Exercise prompt:
Without omission or alteration, write out all of the data.

Entries from a dataset of interfaces:

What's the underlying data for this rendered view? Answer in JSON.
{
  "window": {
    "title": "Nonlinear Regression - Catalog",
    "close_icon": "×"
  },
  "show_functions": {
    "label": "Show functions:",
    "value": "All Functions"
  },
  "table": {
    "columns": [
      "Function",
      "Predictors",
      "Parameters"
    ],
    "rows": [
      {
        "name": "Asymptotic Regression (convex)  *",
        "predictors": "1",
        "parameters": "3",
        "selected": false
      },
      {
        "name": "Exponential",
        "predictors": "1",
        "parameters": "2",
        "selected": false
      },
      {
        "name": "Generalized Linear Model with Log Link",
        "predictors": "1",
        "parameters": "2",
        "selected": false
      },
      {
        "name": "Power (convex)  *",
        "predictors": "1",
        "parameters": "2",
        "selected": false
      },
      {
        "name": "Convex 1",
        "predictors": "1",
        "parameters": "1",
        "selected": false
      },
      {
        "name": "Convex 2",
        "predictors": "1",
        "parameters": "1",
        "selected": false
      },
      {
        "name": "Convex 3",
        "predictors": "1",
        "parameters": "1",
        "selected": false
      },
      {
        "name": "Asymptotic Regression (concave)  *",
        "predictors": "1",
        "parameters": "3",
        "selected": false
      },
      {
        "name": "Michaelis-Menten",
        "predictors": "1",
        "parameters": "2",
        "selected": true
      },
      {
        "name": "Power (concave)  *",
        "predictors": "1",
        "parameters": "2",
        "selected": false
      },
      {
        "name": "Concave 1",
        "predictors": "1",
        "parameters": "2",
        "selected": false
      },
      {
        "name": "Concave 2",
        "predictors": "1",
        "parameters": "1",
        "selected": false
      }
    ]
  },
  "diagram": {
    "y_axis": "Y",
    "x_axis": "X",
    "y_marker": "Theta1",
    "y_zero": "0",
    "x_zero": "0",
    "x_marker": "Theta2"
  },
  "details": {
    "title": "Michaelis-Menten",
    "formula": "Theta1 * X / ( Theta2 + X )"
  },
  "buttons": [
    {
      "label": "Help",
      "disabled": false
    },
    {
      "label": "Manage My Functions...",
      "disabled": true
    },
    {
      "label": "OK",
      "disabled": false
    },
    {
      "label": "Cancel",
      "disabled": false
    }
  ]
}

Reply to the exercise:
What's the underlying data for this rendered view? Answer in JSON.
{
  "window": {
    "title": "Nonlinear Regression - Catalog",
    "close_icon": "×"
  },
  "show_functions": {
    "label": "Show functions:",
    "value": "All Functions"
  },
  "table": {
    "columns": [
      "Function",
      "Predictors",
      "Parameters"
    ],
    "rows": [
      {
        "name": "Asymptotic Regression (convex)  *",
        "predictors": "1",
        "parameters": "3",
        "selected": false
      },
      {
        "name": "Exponential",
        "predictors": "1",
        "parameters": "2",
        "selected": false
      },
      {
        "name": "Generalized Linear Model with Log Link",
        "predictors": "1",
        "parameters": "2",
        "selected": false
      },
      {
        "name": "Power (convex)  *",
        "predictors": "1",
        "parameters": "2",
        "selected": false
      },
      {
        "name": "Convex 1",
        "predictors": "1",
        "parameters": "1",
        "selected": false
      },
      {
        "name": "Convex 2",
        "predictors": "1",
        "parameters": "1",
        "selected": false
      },
      {
        "name": "Convex 3",
        "predictors": "1",
        "parameters": "1",
        "selected": false
      },
      {
        "name": "Asymptotic Regression (concave)  *",
        "predictors": "1",
        "parameters": "3",
        "selected": false
      },
      {
        "name": "Michaelis-Menten",
        "predictors": "1",
        "parameters": "2",
        "selected": true
      },
      {
        "name": "Power (concave)  *",
        "predictors": "1",
        "parameters": "2",
        "selected": false
      },
      {
        "name": "Concave 1",
        "predictors": "1",
        "parameters": "2",
        "selected": false
      },
      {
        "name": "Concave 2",
        "predictors": "1",
        "parameters": "1",
        "selected": false
      }
    ]
  },
  "diagram": {
    "y_axis": "Y",
    "x_axis": "X",
    "y_marker": "Theta1",
    "y_zero": "0",
    "x_zero": "0",
    "x_marker": "Theta2"
  },
  "details": {
    "title": "Michaelis-Menten",
    "formula": "Theta1 * X / ( Theta2 + X )"
  },
  "buttons": [
    {
      "label": "Help",
      "disabled": false
    },
    {
      "label": "Manage My Functions...",
      "disabled": true
    },
    {
      "label": "OK",
      "disabled": false
    },
    {
      "label": "Cancel",
      "disabled": false
    }
  ]
}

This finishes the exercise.